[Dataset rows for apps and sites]
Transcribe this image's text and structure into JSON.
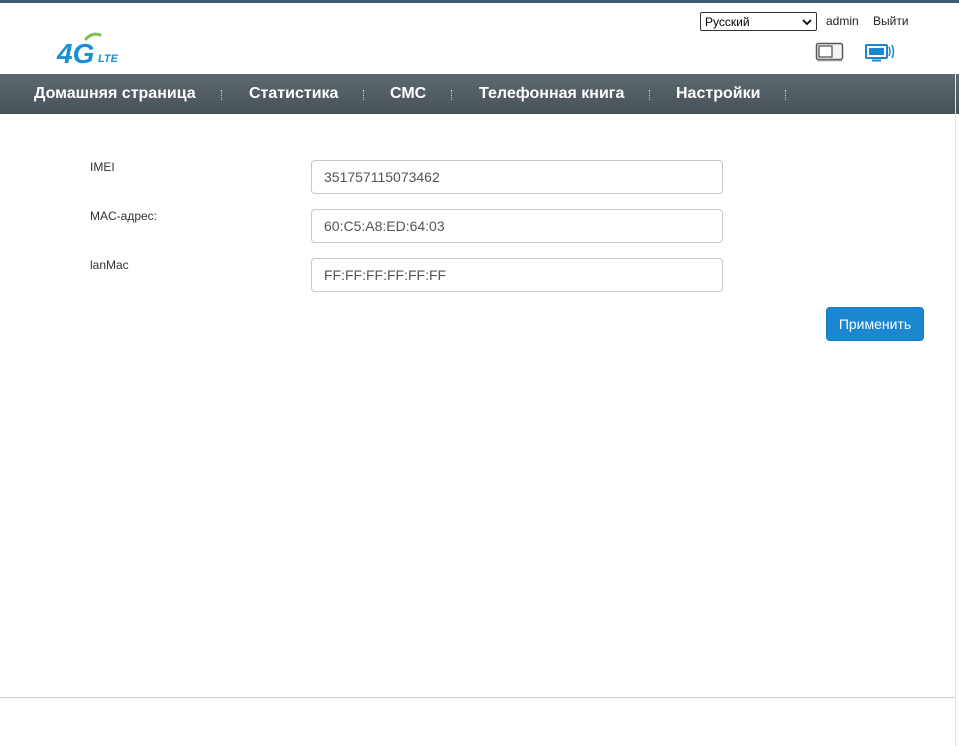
{
  "header": {
    "language": {
      "selected": "Русский"
    },
    "user": "admin",
    "logout_label": "Выйти",
    "icons": {
      "logo": "4g-lte-logo",
      "mobile_view": "mobile-view-icon",
      "desktop_view": "desktop-view-icon"
    },
    "logo_text": {
      "main": "4G",
      "sub": "LTE"
    }
  },
  "nav": {
    "items": [
      {
        "label": "Домашняя страница"
      },
      {
        "label": "Статистика"
      },
      {
        "label": "СМС"
      },
      {
        "label": "Телефонная книга"
      },
      {
        "label": "Настройки"
      }
    ]
  },
  "form": {
    "fields": [
      {
        "label": "IMEI",
        "value": "351757115073462"
      },
      {
        "label": "MAC-адрес:",
        "value": "60:C5:A8:ED:64:03"
      },
      {
        "label": "lanMac",
        "value": "FF:FF:FF:FF:FF:FF"
      }
    ],
    "apply_label": "Применить"
  },
  "colors": {
    "nav_bg": "#4f5b60",
    "accent": "#1a87d0",
    "logo_blue": "#1a8fd6",
    "logo_green": "#7dc242"
  }
}
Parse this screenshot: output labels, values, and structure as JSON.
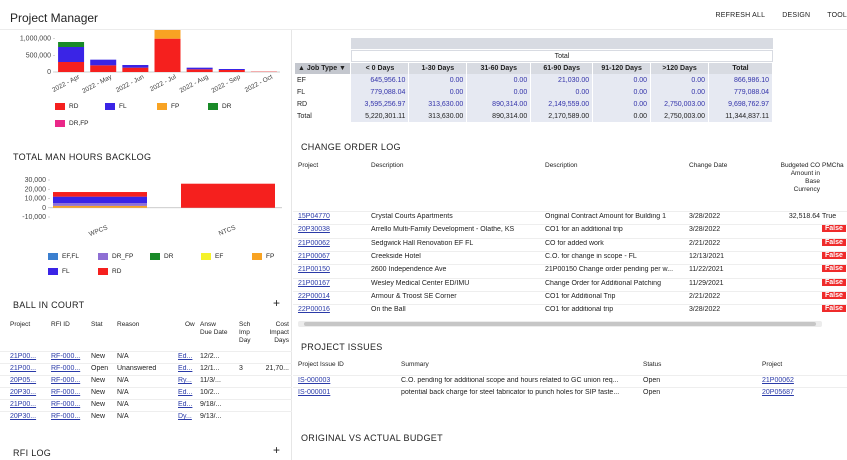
{
  "app": {
    "title": "Project Manager",
    "actions": [
      "REFRESH ALL",
      "DESIGN",
      "TOOL"
    ]
  },
  "colors": {
    "RD": "#f5201e",
    "FL": "#3a24e6",
    "FP": "#f8a323",
    "DR": "#198a28",
    "DR,FP": "#ea2788",
    "EF,FL": "#3b7fcf",
    "DR_FP": "#8e6fd4",
    "EF": "#f5f22a"
  },
  "invoice_chart": {
    "chart_data": {
      "type": "bar",
      "stacked": true,
      "categories": [
        "2022 - Apr",
        "2022 - May",
        "2022 - Jun",
        "2022 - Jul",
        "2022 - Aug",
        "2022 - Sep",
        "2022 - Oct"
      ],
      "series": [
        {
          "name": "RD",
          "values": [
            300000,
            200000,
            130000,
            1000000,
            80000,
            60000,
            10000
          ]
        },
        {
          "name": "FL",
          "values": [
            450000,
            170000,
            80000,
            0,
            50000,
            30000,
            0
          ]
        },
        {
          "name": "FP",
          "values": [
            0,
            0,
            0,
            450000,
            0,
            0,
            0
          ]
        },
        {
          "name": "DR",
          "values": [
            150000,
            0,
            0,
            0,
            0,
            0,
            0
          ]
        },
        {
          "name": "DR,FP",
          "values": [
            0,
            0,
            0,
            0,
            0,
            0,
            0
          ]
        }
      ],
      "ticks": [
        "0",
        "500,000",
        "1,000,000"
      ],
      "ylim": [
        0,
        1200000
      ],
      "legend": [
        "RD",
        "FL",
        "FP",
        "DR",
        "DR,FP"
      ]
    }
  },
  "backlog": {
    "title": "TOTAL MAN HOURS BACKLOG",
    "chart_data": {
      "type": "bar",
      "stacked": true,
      "categories": [
        "WPCS",
        "NTCS"
      ],
      "series": [
        {
          "name": "RD",
          "values": [
            5000,
            26000
          ]
        },
        {
          "name": "FL",
          "values": [
            7000,
            0
          ]
        },
        {
          "name": "DR_FP",
          "values": [
            3000,
            0
          ]
        },
        {
          "name": "FP",
          "values": [
            2000,
            0
          ]
        },
        {
          "name": "EF,FL",
          "values": [
            0,
            0
          ]
        }
      ],
      "ticks": [
        "-10,000",
        "0",
        "10,000",
        "20,000",
        "30,000"
      ],
      "ylim": [
        -10000,
        30000
      ],
      "legend": [
        "EF,FL",
        "DR_FP",
        "DR",
        "EF",
        "FP",
        "FL",
        "RD"
      ]
    }
  },
  "ball_in_court": {
    "title": "BALL IN COURT",
    "headers": [
      "Project",
      "RFI ID",
      "Stat",
      "Reason",
      "Ow",
      "Answ Due Date",
      "Sch Imp Day",
      "Cost Impact Days"
    ],
    "rows": [
      [
        "21P00...",
        "RF-000...",
        "New",
        "N/A",
        "Ed...",
        "12/2...",
        "",
        ""
      ],
      [
        "21P00...",
        "RF-000...",
        "Open",
        "Unanswered",
        "Ed...",
        "12/1...",
        "3",
        "21,70..."
      ],
      [
        "20P05...",
        "RF-000...",
        "New",
        "N/A",
        "Ry...",
        "11/3/...",
        "",
        ""
      ],
      [
        "20P30...",
        "RF-000...",
        "New",
        "N/A",
        "Ed...",
        "10/2...",
        "",
        ""
      ],
      [
        "21P00...",
        "RF-000...",
        "New",
        "N/A",
        "Ed...",
        "9/18/...",
        "",
        ""
      ],
      [
        "20P30...",
        "RF-000...",
        "New",
        "N/A",
        "Dy...",
        "9/13/...",
        "",
        ""
      ]
    ],
    "next_title": "RFI LOG"
  },
  "aging": {
    "super_header": "Total",
    "headers": [
      "Job Type",
      "< 0 Days",
      "1-30 Days",
      "31-60 Days",
      "61-90 Days",
      "91-120 Days",
      ">120 Days",
      "Total"
    ],
    "rows": [
      [
        "EF",
        "645,956.10",
        "0.00",
        "0.00",
        "21,030.00",
        "0.00",
        "0.00",
        "866,986.10"
      ],
      [
        "FL",
        "779,088.04",
        "0.00",
        "0.00",
        "0.00",
        "0.00",
        "0.00",
        "779,088.04"
      ],
      [
        "RD",
        "3,595,256.97",
        "313,630.00",
        "890,314.00",
        "2,149,559.00",
        "0.00",
        "2,750,003.00",
        "9,698,762.97"
      ],
      [
        "Total",
        "5,220,301.11",
        "313,630.00",
        "890,314.00",
        "2,170,589.00",
        "0.00",
        "2,750,003.00",
        "11,344,837.11"
      ]
    ]
  },
  "change_orders": {
    "title": "CHANGE ORDER LOG",
    "headers": [
      "Project",
      "Description",
      "Description",
      "Change Date",
      "Budgeted CO Amount in Base Currency",
      "PMCha"
    ],
    "rows": [
      [
        "15P04770",
        "Crystal Courts Apartments",
        "Original Contract Amount for Building 1",
        "3/28/2022",
        "32,518.64",
        "True"
      ],
      [
        "20P30038",
        "Arrello Multi-Family Development - Olathe, KS",
        "CO1 for an additional trip",
        "3/28/2022",
        "",
        "False"
      ],
      [
        "21P00062",
        "Sedgwick Hall Renovation EF FL",
        "CO for added work",
        "2/21/2022",
        "",
        "False"
      ],
      [
        "21P00067",
        "Creekside Hotel",
        "C.O. for change in scope - FL",
        "12/13/2021",
        "",
        "False"
      ],
      [
        "21P00150",
        "2600 Independence Ave",
        "21P00150 Change order pending per w...",
        "11/22/2021",
        "",
        "False"
      ],
      [
        "21P00167",
        "Wesley Medical Center ED/IMU",
        "Change Order for Additional Patching",
        "11/29/2021",
        "",
        "False"
      ],
      [
        "22P00014",
        "Armour & Troost SE Corner",
        "CO1 for Additional Trip",
        "2/21/2022",
        "",
        "False"
      ],
      [
        "22P00016",
        "On the Ball",
        "CO1 for additional trip",
        "3/28/2022",
        "",
        "False"
      ]
    ]
  },
  "issues": {
    "title": "PROJECT ISSUES",
    "headers": [
      "Project Issue ID",
      "Summary",
      "Status",
      "Project"
    ],
    "rows": [
      [
        "IS-000003",
        "C.O. pending for additional scope and hours related to GC union req...",
        "Open",
        "21P00062"
      ],
      [
        "IS-000001",
        "potential back charge for steel fabricator to punch holes for SIP faste...",
        "Open",
        "20P05687"
      ]
    ]
  },
  "budget": {
    "title": "ORIGINAL VS ACTUAL BUDGET"
  }
}
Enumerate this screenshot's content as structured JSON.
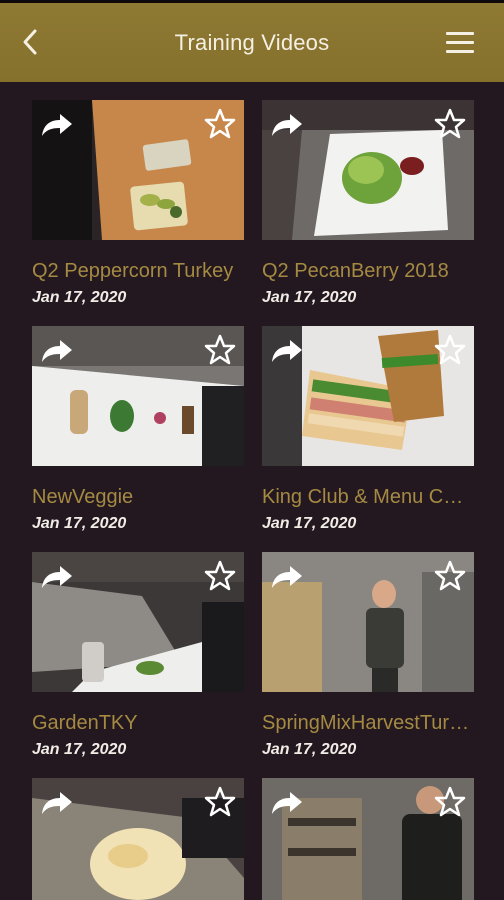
{
  "header": {
    "title": "Training Videos",
    "back_icon": "chevron-left-icon",
    "menu_icon": "hamburger-menu-icon",
    "bar_color": "#8c772f"
  },
  "videos": [
    {
      "title": "Q2 Peppercorn Turkey",
      "date": "Jan 17, 2020"
    },
    {
      "title": "Q2 PecanBerry 2018",
      "date": "Jan 17, 2020"
    },
    {
      "title": "NewVeggie",
      "date": "Jan 17, 2020"
    },
    {
      "title": "King Club & Menu Combo",
      "date": "Jan 17, 2020"
    },
    {
      "title": "GardenTKY",
      "date": "Jan 17, 2020"
    },
    {
      "title": "SpringMixHarvestTurkey",
      "date": "Jan 17, 2020"
    },
    {
      "title": "",
      "date": ""
    },
    {
      "title": "",
      "date": ""
    }
  ],
  "colors": {
    "background": "#241820",
    "title_text": "#a48a42",
    "date_text": "#f0ece6"
  }
}
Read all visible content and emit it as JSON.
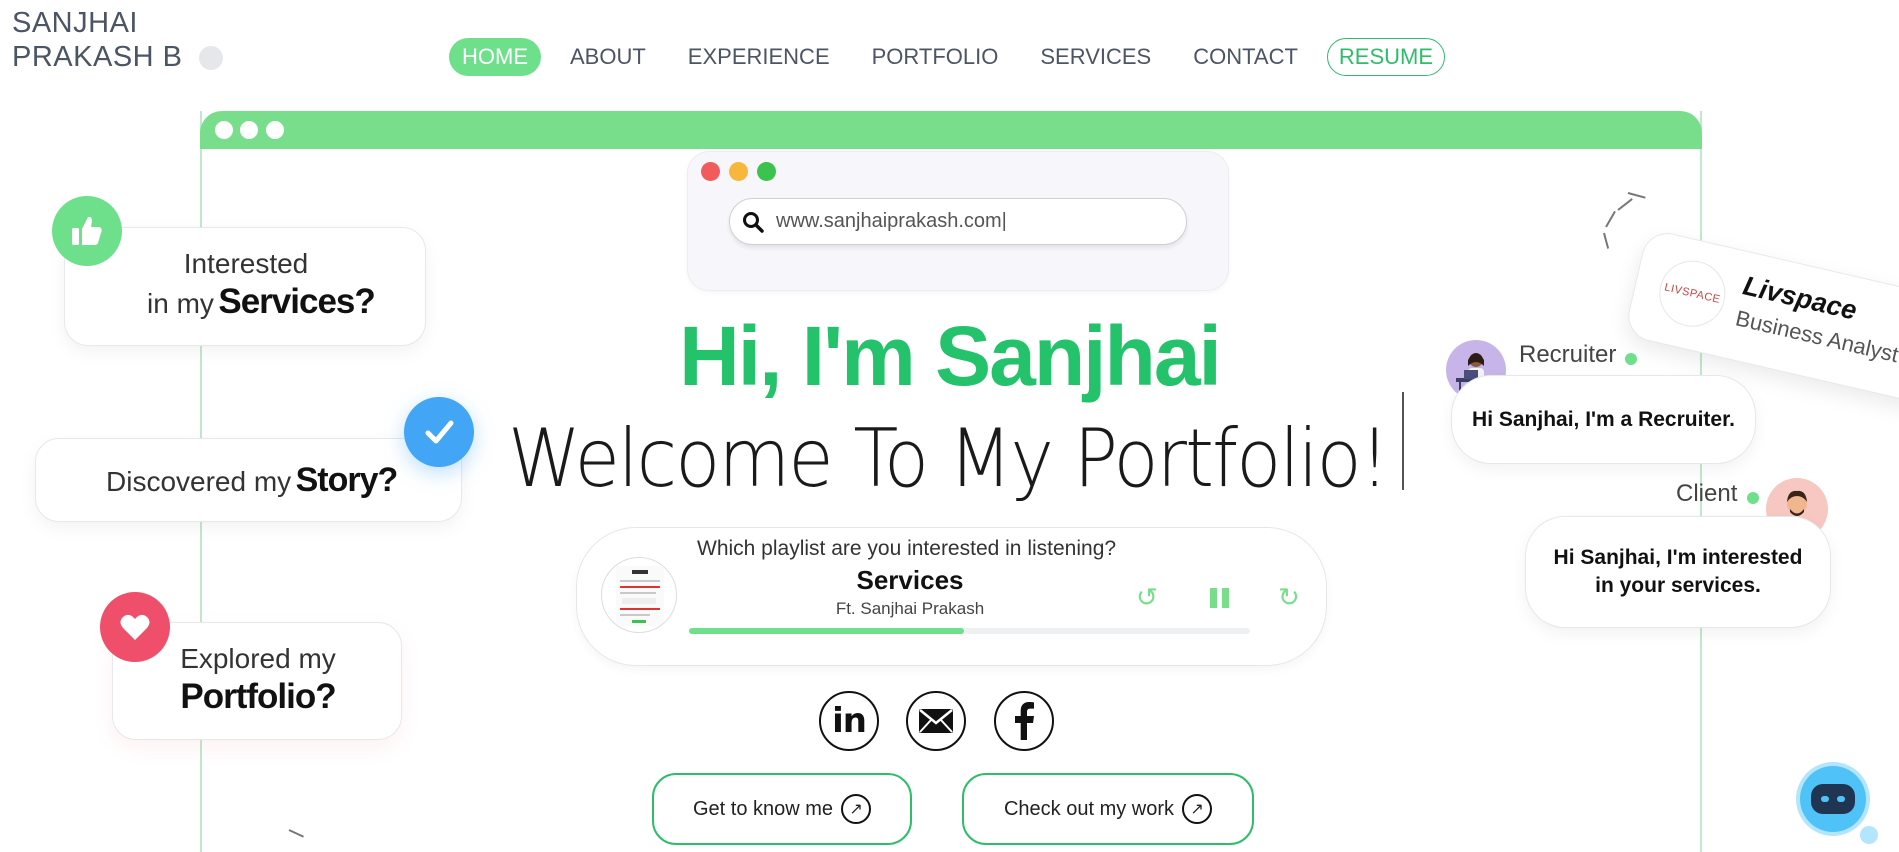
{
  "brand": {
    "line1": "SANJHAI",
    "line2": "PRAKASH B"
  },
  "nav": {
    "items": [
      "HOME",
      "ABOUT",
      "EXPERIENCE",
      "PORTFOLIO",
      "SERVICES",
      "CONTACT"
    ],
    "resume_label": "RESUME",
    "active": "HOME"
  },
  "browser": {
    "url": "www.sanjhaiprakash.com|"
  },
  "hero": {
    "title": "Hi, I'm Sanjhai",
    "subtitle": "Welcome To My Portfolio!"
  },
  "player": {
    "question": "Which playlist are you interested in listening?",
    "title": "Services",
    "artist": "Ft. Sanjhai Prakash",
    "progress_percent": 49
  },
  "social": {
    "linkedin_label": "in",
    "icons": [
      "linkedin-icon",
      "mail-icon",
      "facebook-icon"
    ]
  },
  "cta": {
    "about_label": "Get to know me",
    "work_label": "Check out my work"
  },
  "left_cards": {
    "services": {
      "line1": "Interested",
      "line2_light": "in my",
      "line2_bold": "Services?"
    },
    "story": {
      "light": "Discovered my",
      "bold": "Story?"
    },
    "portfolio": {
      "light": "Explored my",
      "bold": "Portfolio?"
    }
  },
  "right": {
    "recruiter_label": "Recruiter",
    "recruiter_message": "Hi Sanjhai, I'm a Recruiter.",
    "client_label": "Client",
    "client_message_line1": "Hi Sanjhai, I'm interested",
    "client_message_line2": "in your services.",
    "company": {
      "logo_text": "LIVSPACE",
      "name": "Livspace",
      "role": "Business Analyst"
    }
  },
  "colors": {
    "accent": "#23c26b",
    "accent_light": "#79de8c",
    "story_badge": "#42a5f5",
    "heart_badge": "#ef4f6a"
  }
}
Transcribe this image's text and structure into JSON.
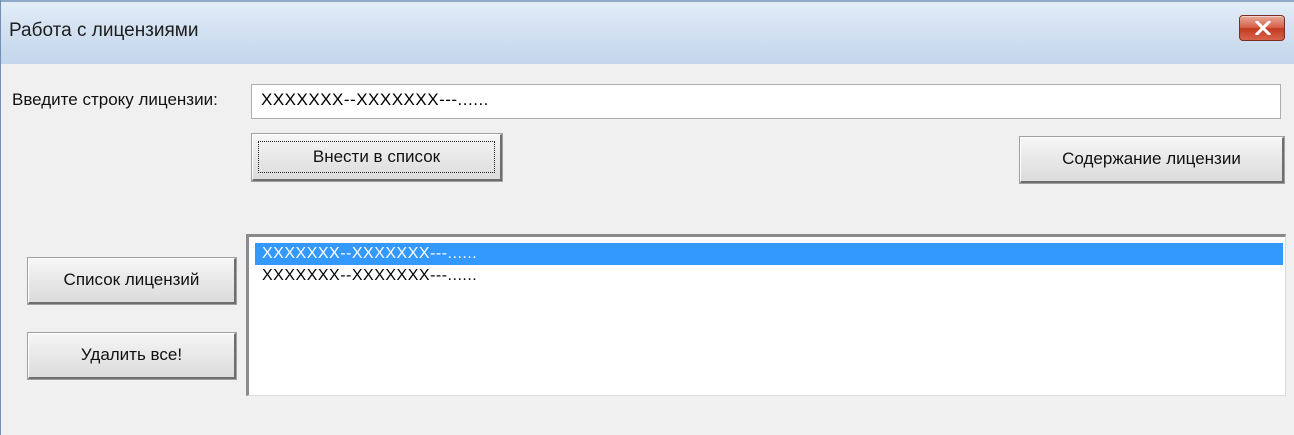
{
  "window": {
    "title": "Работа с лицензиями",
    "close_label": "close"
  },
  "form": {
    "license_label": "Введите строку лицензии:",
    "license_value": "XXXXXXX--XXXXXXX---......",
    "add_button": "Внести в список",
    "content_button": "Содержание лицензии",
    "list_button": "Список лицензий",
    "delete_all_button": "Удалить все!"
  },
  "license_list": {
    "items": [
      {
        "text": "XXXXXXX--XXXXXXX---......",
        "selected": true
      },
      {
        "text": "XXXXXXX--XXXXXXX---......",
        "selected": false
      }
    ]
  },
  "colors": {
    "selection": "#3399ff",
    "close_button": "#c23b22"
  },
  "icons": {
    "close": "close-icon"
  }
}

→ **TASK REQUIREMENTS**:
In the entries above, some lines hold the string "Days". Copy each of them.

→ **TASK RESULT**:
      "Cost Impact Days"
      "< 0 Days",
      "1-30 Days",
      "31-60 Days",
      "61-90 Days",
      "91-120 Days",
      ">120 Days",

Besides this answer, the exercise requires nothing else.